Just as more foreign investors are taking an interest in US real estate, Americans are looking toward investment properties abroad. The struggling economies of many countries are creating appealing conditions for investors both small and large. But while investing outside the US can offer opportunities unavailable at home, making property deals outside the country comes with its own set of pitfalls.
Foreign real estate is becoming more attractive to Americans in all economic niches. Numerous publications aimed at retirees tout the benefits of owning homes in countries such as Ecuador, Guatemala, Greece and Mexico, where the cost of living is lower, medical care costs less, and the climate is temperate. Services have sprung up to assist US buyers to get the best deal for retirement living abroad. Other kinds of investment opportunities area also available, such as buying shares in larger real estate projects for as little as $1,000.
Buying property outside the US does have its upsides. In many areas, US dollars buy more than at home, and putting funds in these properties can help investors avoid the ups and downs of the US housing market. But at the same time, investing in real estate outside the country’s borders can be an uncertain and potentially expensive proposition.
The US mortgage lending industry has had its well-publicized problems, but in other countries options for mortgages are much more limited. In the US, borrowers are used to shopping around among lenders for the best rates, but in many countries such as Mexico and Spain, few banks handle mortgages and ewer still are willing to handle them for foreigners. The preferred currency for real estate investment is cash. Cash creates its own problems, too, thanks to changing currency rates and banking practices governed by laws that don’t obtain in the US.

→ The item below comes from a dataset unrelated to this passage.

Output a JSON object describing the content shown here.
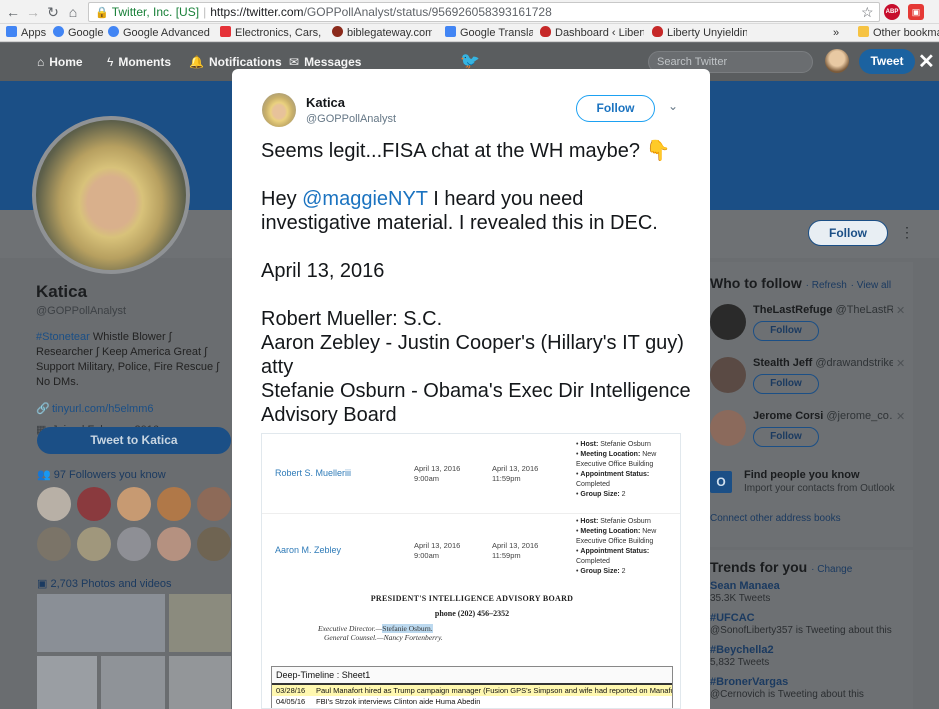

Practices governing real estate transactions may also pose problems for US investors. A lack or records on property ownership, deeds and real estate transactions themselves can muddle property transactions. In some countries, boundaries have shifted over time and political unrest has created disputes over who can lay claim to a particular piece of land or dwelling. Purchases may be disputed years later as conditions change.

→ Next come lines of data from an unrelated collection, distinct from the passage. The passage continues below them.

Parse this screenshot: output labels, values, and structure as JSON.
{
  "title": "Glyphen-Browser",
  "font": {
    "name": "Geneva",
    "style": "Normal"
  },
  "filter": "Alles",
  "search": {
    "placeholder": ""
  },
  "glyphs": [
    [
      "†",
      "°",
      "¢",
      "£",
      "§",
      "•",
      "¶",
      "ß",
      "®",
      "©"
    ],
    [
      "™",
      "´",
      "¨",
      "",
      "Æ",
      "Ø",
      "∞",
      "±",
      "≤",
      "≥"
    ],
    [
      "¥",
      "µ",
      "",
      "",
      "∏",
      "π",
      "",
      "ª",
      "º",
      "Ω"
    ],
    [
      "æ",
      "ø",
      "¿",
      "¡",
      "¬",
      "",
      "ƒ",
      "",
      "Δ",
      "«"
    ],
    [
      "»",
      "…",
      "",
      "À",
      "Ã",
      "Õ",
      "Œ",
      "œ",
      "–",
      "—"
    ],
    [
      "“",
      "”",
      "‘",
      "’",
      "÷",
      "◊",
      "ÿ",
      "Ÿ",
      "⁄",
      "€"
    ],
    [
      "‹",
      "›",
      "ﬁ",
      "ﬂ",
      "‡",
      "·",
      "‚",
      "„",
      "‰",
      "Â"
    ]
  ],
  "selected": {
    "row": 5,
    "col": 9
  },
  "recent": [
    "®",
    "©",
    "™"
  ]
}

Although many countries that are popular with American investors have highly stable governments, many don’t – and even in stable democracies, corruption in various civil and corporate institutions can derail a transaction or make it costly to comply with local laws and codes. Not all countries have real estate professionals to guide a foreigner through the process – and in those that do, these agents may charge high commissions for their services.
And when the dust settles from these complications, many foreign property deals just aren’t a particularly good bargain. Although owning a three-story home in the shadow of the Andes or a villa on the beach in Mexico sounds appealing, an equivalent investment in US property as Jason Hartman advises, offers more security, stability and protection against the vagaries of national and international turmoil.
The Jason Hartman Team